Standing there in an
impossible breeze. Silk flutters,
against moonlit skin.
Being a mother to my little monkey makes me think about my own mother. I think about her all the time, anyway. Every day I wish she was still here to answer my questions, discuss parenting, give me gardening tips and tell me I’m doing a good job.
For a long time, I’ve carried the grief of both my mother and myself. I carried my own grief of losing her, of feeling alone and thrown so violently from the world of childhood. Through the years, I have also carried her grief with me. I’ve felt a strong sense of guilt and sadness, for her, knowing she would leave me all too soon, that she would be unable to finish raising me, that she would not see the woman I would become, and, for me, that there was nothing I could do to change it.
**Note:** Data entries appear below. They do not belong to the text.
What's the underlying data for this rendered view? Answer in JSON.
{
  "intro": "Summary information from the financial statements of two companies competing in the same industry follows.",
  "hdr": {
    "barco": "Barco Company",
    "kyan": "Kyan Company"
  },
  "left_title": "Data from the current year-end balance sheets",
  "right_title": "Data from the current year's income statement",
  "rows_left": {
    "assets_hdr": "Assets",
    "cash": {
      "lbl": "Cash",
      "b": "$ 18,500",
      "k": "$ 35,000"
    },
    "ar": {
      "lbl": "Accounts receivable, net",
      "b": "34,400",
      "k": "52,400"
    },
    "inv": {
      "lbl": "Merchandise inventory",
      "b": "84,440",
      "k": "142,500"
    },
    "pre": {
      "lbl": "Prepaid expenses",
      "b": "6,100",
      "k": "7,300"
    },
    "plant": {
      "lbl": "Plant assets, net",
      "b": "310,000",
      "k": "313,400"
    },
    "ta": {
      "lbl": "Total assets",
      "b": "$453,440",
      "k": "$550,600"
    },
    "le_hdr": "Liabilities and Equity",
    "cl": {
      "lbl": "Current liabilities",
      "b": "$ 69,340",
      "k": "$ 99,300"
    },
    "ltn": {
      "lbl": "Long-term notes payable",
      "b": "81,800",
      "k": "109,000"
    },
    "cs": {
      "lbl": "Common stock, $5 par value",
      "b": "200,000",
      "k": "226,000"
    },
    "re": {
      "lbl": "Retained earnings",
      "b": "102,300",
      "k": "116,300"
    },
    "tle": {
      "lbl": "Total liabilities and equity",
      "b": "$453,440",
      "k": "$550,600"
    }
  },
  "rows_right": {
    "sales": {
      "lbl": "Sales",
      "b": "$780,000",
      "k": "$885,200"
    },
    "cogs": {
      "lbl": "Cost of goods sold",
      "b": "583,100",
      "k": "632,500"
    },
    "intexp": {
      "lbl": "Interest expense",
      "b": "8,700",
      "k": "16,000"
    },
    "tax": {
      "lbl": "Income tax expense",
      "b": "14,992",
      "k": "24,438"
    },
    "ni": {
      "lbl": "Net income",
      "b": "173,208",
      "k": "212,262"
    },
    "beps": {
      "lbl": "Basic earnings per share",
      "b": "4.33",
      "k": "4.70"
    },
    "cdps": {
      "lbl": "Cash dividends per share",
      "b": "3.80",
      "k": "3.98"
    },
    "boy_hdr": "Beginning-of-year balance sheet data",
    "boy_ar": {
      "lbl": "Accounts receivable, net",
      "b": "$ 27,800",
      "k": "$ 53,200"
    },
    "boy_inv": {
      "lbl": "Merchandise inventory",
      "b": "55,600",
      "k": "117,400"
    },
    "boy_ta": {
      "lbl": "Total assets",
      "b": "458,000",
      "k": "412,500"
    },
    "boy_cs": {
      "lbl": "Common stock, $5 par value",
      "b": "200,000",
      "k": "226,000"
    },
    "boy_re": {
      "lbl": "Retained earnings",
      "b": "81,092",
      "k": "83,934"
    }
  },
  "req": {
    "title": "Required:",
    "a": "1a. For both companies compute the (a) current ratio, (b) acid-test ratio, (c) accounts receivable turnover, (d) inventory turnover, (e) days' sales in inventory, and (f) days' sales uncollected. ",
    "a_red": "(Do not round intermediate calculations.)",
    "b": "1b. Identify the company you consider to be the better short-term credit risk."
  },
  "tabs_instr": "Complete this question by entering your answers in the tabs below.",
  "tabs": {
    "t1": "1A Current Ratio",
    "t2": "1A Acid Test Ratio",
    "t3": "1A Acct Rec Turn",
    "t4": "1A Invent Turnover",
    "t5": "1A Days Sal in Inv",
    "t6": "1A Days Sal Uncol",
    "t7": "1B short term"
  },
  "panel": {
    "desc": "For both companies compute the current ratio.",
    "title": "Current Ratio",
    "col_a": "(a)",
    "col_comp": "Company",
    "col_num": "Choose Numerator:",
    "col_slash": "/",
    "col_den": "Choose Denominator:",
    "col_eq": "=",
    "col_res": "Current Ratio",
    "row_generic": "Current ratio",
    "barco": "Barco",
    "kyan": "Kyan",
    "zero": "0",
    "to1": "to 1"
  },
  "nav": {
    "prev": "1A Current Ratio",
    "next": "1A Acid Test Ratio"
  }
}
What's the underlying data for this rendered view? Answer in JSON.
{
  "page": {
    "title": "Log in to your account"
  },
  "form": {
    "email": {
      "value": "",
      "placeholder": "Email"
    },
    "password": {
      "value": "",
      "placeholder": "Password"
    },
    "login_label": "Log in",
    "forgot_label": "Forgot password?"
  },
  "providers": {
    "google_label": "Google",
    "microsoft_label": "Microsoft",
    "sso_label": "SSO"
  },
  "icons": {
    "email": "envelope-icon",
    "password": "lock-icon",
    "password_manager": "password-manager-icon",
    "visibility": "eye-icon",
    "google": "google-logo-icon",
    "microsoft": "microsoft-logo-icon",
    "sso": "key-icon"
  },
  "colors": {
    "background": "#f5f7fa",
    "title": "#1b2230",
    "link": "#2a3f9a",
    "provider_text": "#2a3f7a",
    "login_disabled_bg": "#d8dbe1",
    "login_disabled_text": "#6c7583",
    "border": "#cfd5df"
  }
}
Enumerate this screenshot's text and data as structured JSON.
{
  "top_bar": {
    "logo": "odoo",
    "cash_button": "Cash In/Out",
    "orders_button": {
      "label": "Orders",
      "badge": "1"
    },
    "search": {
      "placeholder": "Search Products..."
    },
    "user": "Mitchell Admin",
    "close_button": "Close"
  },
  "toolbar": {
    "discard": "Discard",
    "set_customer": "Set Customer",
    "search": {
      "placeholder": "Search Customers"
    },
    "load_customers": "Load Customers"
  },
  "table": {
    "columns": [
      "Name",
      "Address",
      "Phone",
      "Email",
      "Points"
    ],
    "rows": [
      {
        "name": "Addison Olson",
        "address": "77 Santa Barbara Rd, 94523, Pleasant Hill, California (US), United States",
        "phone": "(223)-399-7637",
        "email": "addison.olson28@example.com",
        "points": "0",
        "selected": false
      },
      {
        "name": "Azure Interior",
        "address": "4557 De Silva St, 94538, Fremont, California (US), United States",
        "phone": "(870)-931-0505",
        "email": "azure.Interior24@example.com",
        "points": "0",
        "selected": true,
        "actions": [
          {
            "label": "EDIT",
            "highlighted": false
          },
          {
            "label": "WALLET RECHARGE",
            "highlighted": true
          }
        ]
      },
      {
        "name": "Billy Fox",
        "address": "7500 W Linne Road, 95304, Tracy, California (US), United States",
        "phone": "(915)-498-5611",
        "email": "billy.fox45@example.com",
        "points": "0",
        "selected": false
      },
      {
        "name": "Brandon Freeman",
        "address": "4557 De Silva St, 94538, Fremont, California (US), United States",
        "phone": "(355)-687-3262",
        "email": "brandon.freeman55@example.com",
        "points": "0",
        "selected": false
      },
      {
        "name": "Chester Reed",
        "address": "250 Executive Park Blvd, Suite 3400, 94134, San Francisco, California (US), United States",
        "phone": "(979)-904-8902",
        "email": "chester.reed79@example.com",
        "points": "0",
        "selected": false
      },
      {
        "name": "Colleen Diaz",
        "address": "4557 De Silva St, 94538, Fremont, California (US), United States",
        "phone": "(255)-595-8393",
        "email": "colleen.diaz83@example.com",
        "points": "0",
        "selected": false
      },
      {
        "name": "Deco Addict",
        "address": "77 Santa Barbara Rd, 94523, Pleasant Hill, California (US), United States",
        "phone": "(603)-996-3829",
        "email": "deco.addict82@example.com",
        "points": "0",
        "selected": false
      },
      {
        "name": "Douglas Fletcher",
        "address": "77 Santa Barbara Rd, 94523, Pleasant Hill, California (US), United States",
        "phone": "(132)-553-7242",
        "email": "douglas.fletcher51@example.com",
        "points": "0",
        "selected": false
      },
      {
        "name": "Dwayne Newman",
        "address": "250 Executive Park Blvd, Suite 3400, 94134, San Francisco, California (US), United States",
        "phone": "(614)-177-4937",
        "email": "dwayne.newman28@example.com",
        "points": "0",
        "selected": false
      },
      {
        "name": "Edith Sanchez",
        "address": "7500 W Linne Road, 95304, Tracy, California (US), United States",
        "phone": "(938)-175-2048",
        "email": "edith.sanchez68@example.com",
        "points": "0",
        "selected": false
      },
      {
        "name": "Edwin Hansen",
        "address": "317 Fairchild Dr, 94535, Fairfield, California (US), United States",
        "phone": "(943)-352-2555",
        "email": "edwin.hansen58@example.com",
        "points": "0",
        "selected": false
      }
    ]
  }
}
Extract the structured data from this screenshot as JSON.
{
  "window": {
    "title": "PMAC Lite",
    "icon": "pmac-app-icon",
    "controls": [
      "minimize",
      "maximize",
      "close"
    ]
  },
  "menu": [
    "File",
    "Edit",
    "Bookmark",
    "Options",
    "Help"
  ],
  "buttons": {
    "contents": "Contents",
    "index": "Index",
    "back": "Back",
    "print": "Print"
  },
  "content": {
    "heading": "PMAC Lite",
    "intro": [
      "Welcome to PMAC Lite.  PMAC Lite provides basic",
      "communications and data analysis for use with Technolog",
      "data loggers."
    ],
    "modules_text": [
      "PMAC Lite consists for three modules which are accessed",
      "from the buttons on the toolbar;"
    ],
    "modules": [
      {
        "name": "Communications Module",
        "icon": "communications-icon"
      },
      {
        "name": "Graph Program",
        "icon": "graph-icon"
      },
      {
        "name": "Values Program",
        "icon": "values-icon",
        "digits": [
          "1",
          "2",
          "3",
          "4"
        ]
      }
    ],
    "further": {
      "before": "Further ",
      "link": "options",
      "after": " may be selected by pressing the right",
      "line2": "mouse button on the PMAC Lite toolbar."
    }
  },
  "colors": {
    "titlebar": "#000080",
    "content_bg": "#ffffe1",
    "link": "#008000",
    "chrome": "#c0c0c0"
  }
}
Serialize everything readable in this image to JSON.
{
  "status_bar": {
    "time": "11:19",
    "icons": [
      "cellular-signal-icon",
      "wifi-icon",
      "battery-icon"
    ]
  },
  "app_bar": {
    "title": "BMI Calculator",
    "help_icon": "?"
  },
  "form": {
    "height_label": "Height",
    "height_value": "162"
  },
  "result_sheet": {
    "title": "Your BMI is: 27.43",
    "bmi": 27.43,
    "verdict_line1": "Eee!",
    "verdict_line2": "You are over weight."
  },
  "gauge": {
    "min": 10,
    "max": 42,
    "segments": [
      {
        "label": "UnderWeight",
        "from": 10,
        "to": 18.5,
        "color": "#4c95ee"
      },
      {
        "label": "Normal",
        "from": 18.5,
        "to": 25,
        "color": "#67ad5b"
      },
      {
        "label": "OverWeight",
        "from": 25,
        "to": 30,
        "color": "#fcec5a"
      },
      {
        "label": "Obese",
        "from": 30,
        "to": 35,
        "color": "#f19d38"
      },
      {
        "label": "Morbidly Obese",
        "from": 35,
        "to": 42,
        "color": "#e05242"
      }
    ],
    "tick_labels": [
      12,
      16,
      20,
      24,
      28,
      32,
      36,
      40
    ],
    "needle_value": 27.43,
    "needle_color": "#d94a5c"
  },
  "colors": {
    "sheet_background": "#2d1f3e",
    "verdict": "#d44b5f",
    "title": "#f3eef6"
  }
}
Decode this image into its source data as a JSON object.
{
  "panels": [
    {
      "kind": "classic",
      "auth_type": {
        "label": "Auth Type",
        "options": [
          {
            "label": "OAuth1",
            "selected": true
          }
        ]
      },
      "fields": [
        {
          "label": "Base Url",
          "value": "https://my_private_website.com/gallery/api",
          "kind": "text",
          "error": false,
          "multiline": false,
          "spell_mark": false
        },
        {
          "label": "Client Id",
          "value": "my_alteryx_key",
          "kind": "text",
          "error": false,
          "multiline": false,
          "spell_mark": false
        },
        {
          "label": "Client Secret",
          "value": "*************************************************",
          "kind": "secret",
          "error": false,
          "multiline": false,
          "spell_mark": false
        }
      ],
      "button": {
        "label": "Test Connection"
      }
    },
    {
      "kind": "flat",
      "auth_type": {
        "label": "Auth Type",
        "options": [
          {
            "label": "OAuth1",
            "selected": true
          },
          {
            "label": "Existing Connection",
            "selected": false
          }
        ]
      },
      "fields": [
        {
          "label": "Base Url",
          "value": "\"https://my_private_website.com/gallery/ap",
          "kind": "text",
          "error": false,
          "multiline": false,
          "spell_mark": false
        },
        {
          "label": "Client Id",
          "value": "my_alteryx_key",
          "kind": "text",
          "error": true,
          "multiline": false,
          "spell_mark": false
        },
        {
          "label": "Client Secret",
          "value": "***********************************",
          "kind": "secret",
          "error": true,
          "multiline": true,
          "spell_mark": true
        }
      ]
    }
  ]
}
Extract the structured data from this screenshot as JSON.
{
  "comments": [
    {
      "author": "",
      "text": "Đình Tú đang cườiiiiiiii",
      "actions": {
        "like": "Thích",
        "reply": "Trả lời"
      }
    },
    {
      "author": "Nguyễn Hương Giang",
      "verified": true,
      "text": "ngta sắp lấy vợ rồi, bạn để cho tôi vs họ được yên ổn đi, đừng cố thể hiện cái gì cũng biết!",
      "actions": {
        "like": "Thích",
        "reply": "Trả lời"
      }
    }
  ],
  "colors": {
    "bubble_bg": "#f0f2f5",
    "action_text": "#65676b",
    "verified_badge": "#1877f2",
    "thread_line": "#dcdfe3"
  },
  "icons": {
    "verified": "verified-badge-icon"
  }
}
Now, as a mother myself, I also understand everything else that she felt in those years between finding out she was pregnant and saying goodbye. I understand the wonderment and excitement she must have felt at being pregnant with me, watching her body grow and change, the inner knowledge of her own strength as she learned what her body was capable of and the raw amazement of birthing me, naturally, into the world surrounded by her friends and loved ones. I know the exhaustion she felt in those first few weeks as well as the utter contentment that filled her as she held me in her arms and studied my tiny face. I’ve felt the same excitement she must have experienced as I’ve watched Casey hit all those first milestones. I know the utter disbelief and joy she must have felt when I smiled at her and began to crawl and stood up for the fist time. The surprise that I sometimes feel, at my ability to love and give myself to another human being so completely and unselfconsciously, cannot be a feeling unique to me. I know that she must have felt this too.
Becoming a mother was a healing balm for my soul. For the first time in years, I was able to see myself as whole, accept myself for the woman I am. I was able to forgive myself for my faults and compassionately reach out to the small, scared child inside of me to gently reassure her that she was worthy. Being a mother myself has made it easier to finally let got of the extra weight of my mother’s grief. I know that while she existed on this earth as my mother, she was happy.
When my mother first died, I refused to sleep in my own room. For a long while, I made myself a pallet in her sewing room and simply slept on the floor. I found comfort amidst her folded fabrics; the foot treadle under the sewing machine, touched by her foot a hundred thousand times. Her essence was in that room and I wanted to hold onto it for as long as I could. After I had moved back into my own bed, I woke up during the night and there she was. She stood at the foot of my twin bed, lit in the diffused moonlight coming in from the window, set high in my wall. She wore a sea green silk bathrobe that she had been fond of during life. It fluttered around her in a breeze whose existence was impossible. That’s all I remember. I don’t know if she said anything to me. I don’t remember being scared; I just remember missing her terribly. I still miss her terribly and I imagine it will always be as if some small part of my soul is incomplete, unfinished. To this day, there are moments when the pangs of my grief catch me unprepared and knock my to my knees.
Today, I remember the night I saw her at the end of my bed and I wonder if she simply wanted to take one last look- to look in one last time on her sleeping daughter. There is something so sweet about watching our children sleep. Maybe it’s the breath that you are finally able to release after a day of worrying and chasing them around. Perhaps, it’s the pure innocence of their smooth, untroubled faces that heals a part of us. They are so very pure. I look at Casey when he sleeps and I long to know what he sees when he closes his eyes. Whatever it is I know that it isn’t dark. The quirks of his lips that pull his mouth into a momentary smile, the raised eyebrows and the deep sighs of peace, alert me to the lightness of his dreams.
I can’t place how long it was after she died, that I saw her. I feel like it wasn’t too long after. I wonder if she on her way to heaven? Had she taken care of all her other unfinished business and wanted this one last chance to watch her daughter sleeping, before entering the gates of St. Peter? Did she look back or hesitate at all as she entered their light?
I have more questions than answers and I suppose I always will, until I make that walk myself. But now, I can find comfort in imagining the answers through the eyes of a mother, for I too am a mother and I too would choose to take one last look if it was offered.